Hop water might have a light greenish, cloudy tint. It should smell like hops and have a detectable bitterness. As homebrewers we like to be creative and we like variety. This is yet another beverage we can make at home for little to no cost and provide a unique, non-alcoholic option. 

Low Alcohol Pilsner

(5 gallons/19 L all-grain)
OG = 1.016  FG = 1.013
IBU = 19  SRM = 2  ABV = 0.5%

3 lbs. (1.36 kg) German Pilsner malt 
3.2 oz. (91 g) wheat malt
3.2 oz. (91 g) Carapils® malt
4.5 AAU Hallertau Mittelfrüh hops (60 min.) (1 oz./28 g at 4.5% alpha acids)
4.5 AAU Hallertau Mittelfrüh hops (10 min.) (1 oz./28 g at 4.5% alpha acids)
White Labs WLP306 (Torulaspora delbrueckii) or SafAle LA-01

Step by step
Strike in with a very thin mash, roughly 2 qts./lb. (4.2 L/kg). This is a single infusion mash performed for 60 minutes at 162 °F (72 °C). Begin lautering by raising to mash out at 170 °F (77 °C). An infusion of boiling water is recommended for rapid termination of enzymatic activity. Sparge with enough water so that you are not exceeding 1.5x the amount of initial strike water used between the boiling infusion and sparge water. Top up your kettle to 6 gallons (23 L) with water. Bring wort to a boil. Total boil time is 60 minutes. Add the first hops just after boil is achieved. Add the second hop addition with 10 minutes remaining in the boil.
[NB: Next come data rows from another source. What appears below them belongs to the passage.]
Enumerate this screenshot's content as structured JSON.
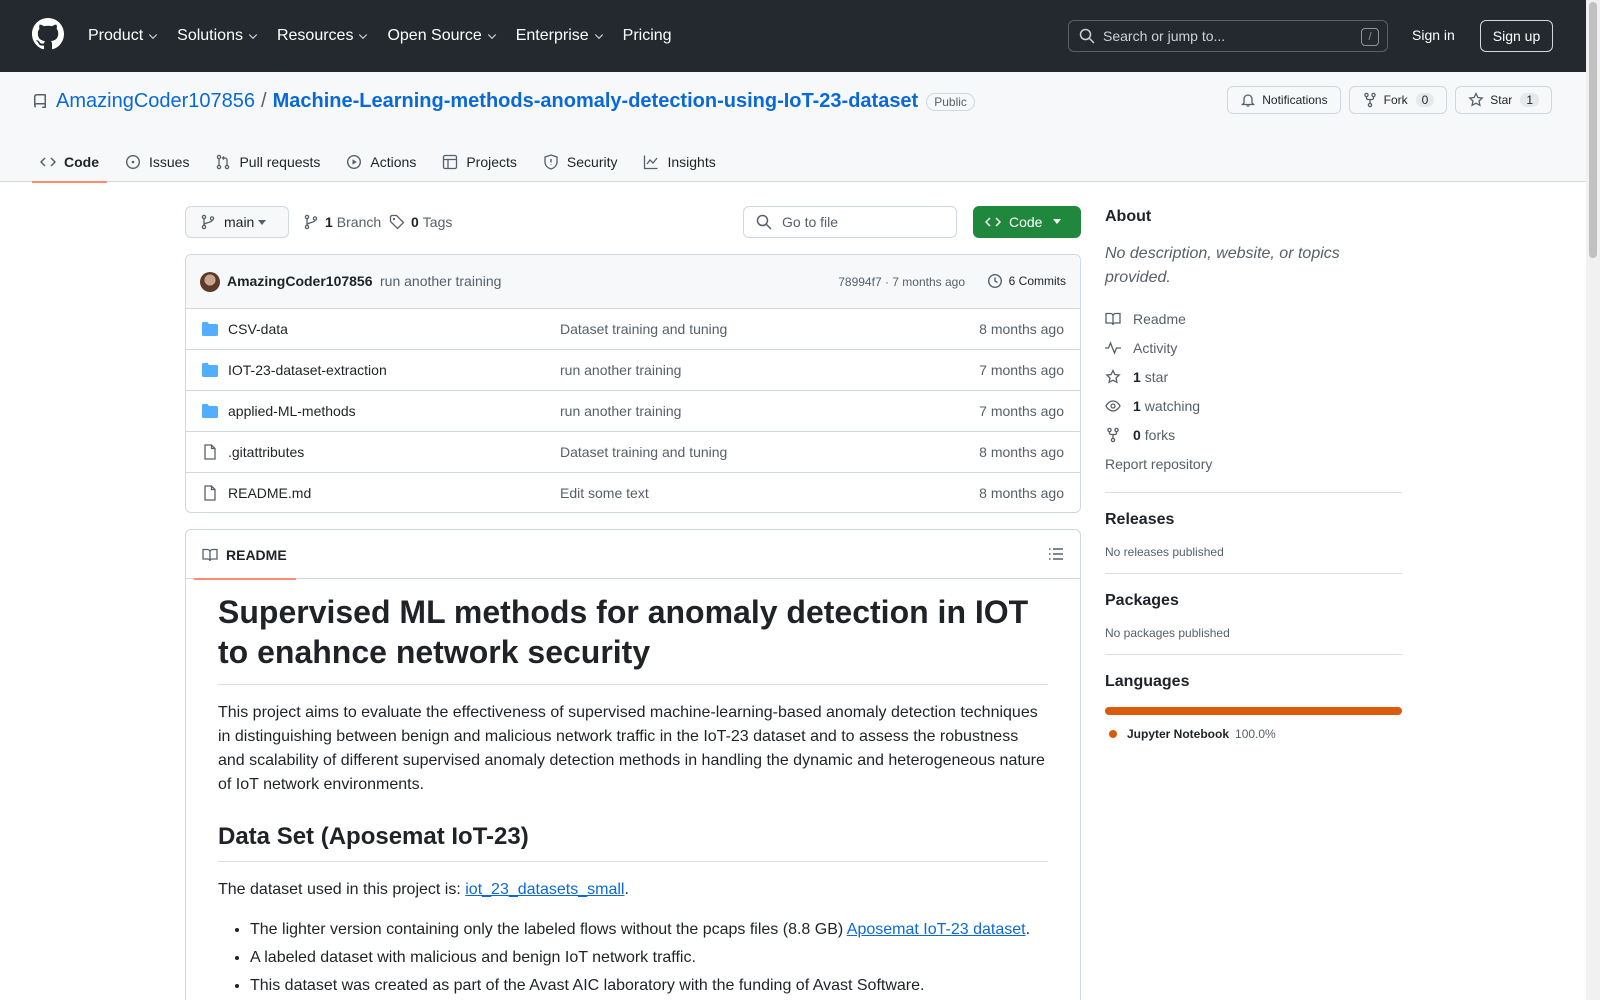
{
  "header": {
    "nav": [
      "Product",
      "Solutions",
      "Resources",
      "Open Source",
      "Enterprise",
      "Pricing"
    ],
    "search_placeholder": "Search or jump to...",
    "search_shortcut": "/",
    "signin": "Sign in",
    "signup": "Sign up"
  },
  "repo": {
    "owner": "AmazingCoder107856",
    "separator": "/",
    "name": "Machine-Learning-methods-anomaly-detection-using-IoT-23-dataset",
    "visibility": "Public",
    "notifications": "Notifications",
    "fork_label": "Fork",
    "fork_count": "0",
    "star_label": "Star",
    "star_count": "1",
    "tabs": [
      "Code",
      "Issues",
      "Pull requests",
      "Actions",
      "Projects",
      "Security",
      "Insights"
    ]
  },
  "toolbar": {
    "branch": "main",
    "branch_count": "1",
    "branch_label": "Branch",
    "tag_count": "0",
    "tag_label": "Tags",
    "goto_placeholder": "Go to file",
    "code_label": "Code"
  },
  "commit": {
    "author": "AmazingCoder107856",
    "message": "run another training",
    "hash_time": "78994f7 · 7 months ago",
    "count": "6 Commits"
  },
  "files": [
    {
      "name": "CSV-data",
      "message": "Dataset training and tuning",
      "age": "8 months ago",
      "type": "folder"
    },
    {
      "name": "IOT-23-dataset-extraction",
      "message": "run another training",
      "age": "7 months ago",
      "type": "folder"
    },
    {
      "name": "applied-ML-methods",
      "message": "run another training",
      "age": "7 months ago",
      "type": "folder"
    },
    {
      "name": ".gitattributes",
      "message": "Dataset training and tuning",
      "age": "8 months ago",
      "type": "file"
    },
    {
      "name": "README.md",
      "message": "Edit some text",
      "age": "8 months ago",
      "type": "file"
    }
  ],
  "readme": {
    "tab": "README",
    "h1": "Supervised ML methods for anomaly detection in IOT to enahnce network security",
    "intro": "This project aims to evaluate the effectiveness of supervised machine-learning-based anomaly detection techniques in distinguishing between benign and malicious network traffic in the IoT-23 dataset and to assess the robustness and scalability of different supervised anomaly detection methods in handling the dynamic and heterogeneous nature of IoT network environments.",
    "h2": "Data Set (Aposemat IoT-23)",
    "dataset_prefix": "The dataset used in this project is: ",
    "dataset_link": "iot_23_datasets_small",
    "dataset_suffix": ".",
    "bullet1_prefix": "The lighter version containing only the labeled flows without the pcaps files (8.8 GB) ",
    "bullet1_link": "Aposemat IoT-23 dataset",
    "bullet1_suffix": ".",
    "bullet2": "A labeled dataset with malicious and benign IoT network traffic.",
    "bullet3": "This dataset was created as part of the Avast AIC laboratory with the funding of Avast Software."
  },
  "sidebar": {
    "about_title": "About",
    "description": "No description, website, or topics provided.",
    "readme": "Readme",
    "activity": "Activity",
    "stars_count": "1",
    "stars_label": "star",
    "watching_count": "1",
    "watching_label": "watching",
    "forks_count": "0",
    "forks_label": "forks",
    "report": "Report repository",
    "releases_title": "Releases",
    "releases_none": "No releases published",
    "packages_title": "Packages",
    "packages_none": "No packages published",
    "languages_title": "Languages",
    "language": "Jupyter Notebook",
    "language_pct": "100.0%",
    "language_color": "#da5b0b"
  },
  "colors": {
    "header_bg": "#24292f",
    "link": "#0969da",
    "primary_button": "#1f883d",
    "active_tab_underline": "#fd8c73"
  }
}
Chill the wort down to 50 °F (10 °C) and pitch the yeast. Hold at this temperature for one week then check the gravity. If gravity is stable, move the beer to a lager vessel and reduce the temperature to 34 °F (1 °C). Hold at this temperature for two weeks. Keg and force carbonate to 2.8 v/v.

Low Alcohol Pilsner

(5 gallons/19 L extract only)
OG = 1.016  FG = 1.013
IBU = 19  SRM = 2  ABV = 0.5%

1.8 lbs. (0.82 kg) Pilsen dried malt extract
4.5 AAU Hallertau Mittelfrüh hops (60 min.) (1 oz./28 g at 4.5% alpha acids)
4.5 AAU Hallertau Mittelfrüh hops (10 min.) (1 oz./28 g at 4.5% alpha acids)
White Labs WLP306 (Torulaspora delbrueckii) or SafAle LA-01

Step by step
Heat 3 gallons (11.4 L) of water in your kettle. Once boil is achieved, remove from heat and stir in the malt extract and add the hops. Return to heat and follow the remaining boil, fermentation, and packaging instructions from the all-grain recipe.

1 Capece, A.; Romaniello, R.; Siesto, G.; Romano, P. Conventional and Non-Conventional Yeasts in Beer Production. Fermentation 2018, 4, 38.

Other recommended resources
• MBAA Podcast Episode 172: What’s the Buzz: Non-alcoholic Beer Production.

• Briess technical paper: Cold Extraction of Malt Components and their use in Brewery Applications.

Issue: January-February 2021